(Stored records)
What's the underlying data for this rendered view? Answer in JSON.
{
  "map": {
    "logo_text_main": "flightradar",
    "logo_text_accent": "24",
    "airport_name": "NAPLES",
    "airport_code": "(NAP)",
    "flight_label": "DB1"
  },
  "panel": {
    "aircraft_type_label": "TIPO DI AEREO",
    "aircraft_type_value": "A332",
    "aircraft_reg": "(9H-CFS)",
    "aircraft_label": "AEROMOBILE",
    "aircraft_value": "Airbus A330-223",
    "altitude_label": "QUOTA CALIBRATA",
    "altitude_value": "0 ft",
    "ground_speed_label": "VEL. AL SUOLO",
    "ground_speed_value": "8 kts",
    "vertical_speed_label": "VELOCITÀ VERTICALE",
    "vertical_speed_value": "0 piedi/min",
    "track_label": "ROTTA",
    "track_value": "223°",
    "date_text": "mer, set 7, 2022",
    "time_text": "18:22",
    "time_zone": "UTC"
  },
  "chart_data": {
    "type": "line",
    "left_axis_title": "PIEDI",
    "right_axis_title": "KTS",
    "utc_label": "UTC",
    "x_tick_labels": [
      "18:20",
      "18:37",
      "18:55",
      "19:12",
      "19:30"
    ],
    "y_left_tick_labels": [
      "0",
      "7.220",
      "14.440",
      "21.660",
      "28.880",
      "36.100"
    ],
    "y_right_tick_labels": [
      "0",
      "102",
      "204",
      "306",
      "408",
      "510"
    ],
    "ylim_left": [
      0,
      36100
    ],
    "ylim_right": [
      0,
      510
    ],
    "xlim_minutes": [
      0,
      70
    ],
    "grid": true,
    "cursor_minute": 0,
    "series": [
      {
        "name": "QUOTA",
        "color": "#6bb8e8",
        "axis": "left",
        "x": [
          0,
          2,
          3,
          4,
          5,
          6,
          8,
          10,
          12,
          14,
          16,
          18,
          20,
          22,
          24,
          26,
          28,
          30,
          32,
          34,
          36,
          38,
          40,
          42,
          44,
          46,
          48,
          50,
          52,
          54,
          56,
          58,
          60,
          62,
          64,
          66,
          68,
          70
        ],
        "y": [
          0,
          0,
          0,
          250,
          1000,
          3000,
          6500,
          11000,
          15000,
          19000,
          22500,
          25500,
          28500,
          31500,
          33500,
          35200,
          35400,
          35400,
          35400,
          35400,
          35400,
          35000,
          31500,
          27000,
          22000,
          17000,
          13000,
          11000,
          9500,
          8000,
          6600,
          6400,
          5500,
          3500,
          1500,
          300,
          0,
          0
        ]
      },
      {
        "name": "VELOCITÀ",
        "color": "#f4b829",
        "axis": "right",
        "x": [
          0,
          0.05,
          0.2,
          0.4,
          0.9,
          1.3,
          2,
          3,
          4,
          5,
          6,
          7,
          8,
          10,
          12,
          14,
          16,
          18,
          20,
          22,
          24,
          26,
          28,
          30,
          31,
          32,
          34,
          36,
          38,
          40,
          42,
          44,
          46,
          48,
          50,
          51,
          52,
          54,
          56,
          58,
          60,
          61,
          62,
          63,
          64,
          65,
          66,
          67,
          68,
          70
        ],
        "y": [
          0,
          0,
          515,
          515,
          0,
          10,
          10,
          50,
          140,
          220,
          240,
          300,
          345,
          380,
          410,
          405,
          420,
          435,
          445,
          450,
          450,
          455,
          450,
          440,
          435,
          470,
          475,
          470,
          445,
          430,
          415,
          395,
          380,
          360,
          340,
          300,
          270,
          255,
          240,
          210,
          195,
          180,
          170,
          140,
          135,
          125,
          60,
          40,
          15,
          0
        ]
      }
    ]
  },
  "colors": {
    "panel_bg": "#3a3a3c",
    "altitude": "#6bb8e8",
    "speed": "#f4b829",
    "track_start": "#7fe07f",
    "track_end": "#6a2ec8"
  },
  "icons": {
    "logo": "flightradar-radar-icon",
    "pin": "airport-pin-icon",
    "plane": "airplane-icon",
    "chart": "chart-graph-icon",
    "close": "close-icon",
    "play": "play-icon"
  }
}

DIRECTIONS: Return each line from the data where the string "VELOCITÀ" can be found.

RESULT BELOW:
    "vertical_speed_label": "VELOCITÀ VERTICALE",
        "name": "VELOCITÀ",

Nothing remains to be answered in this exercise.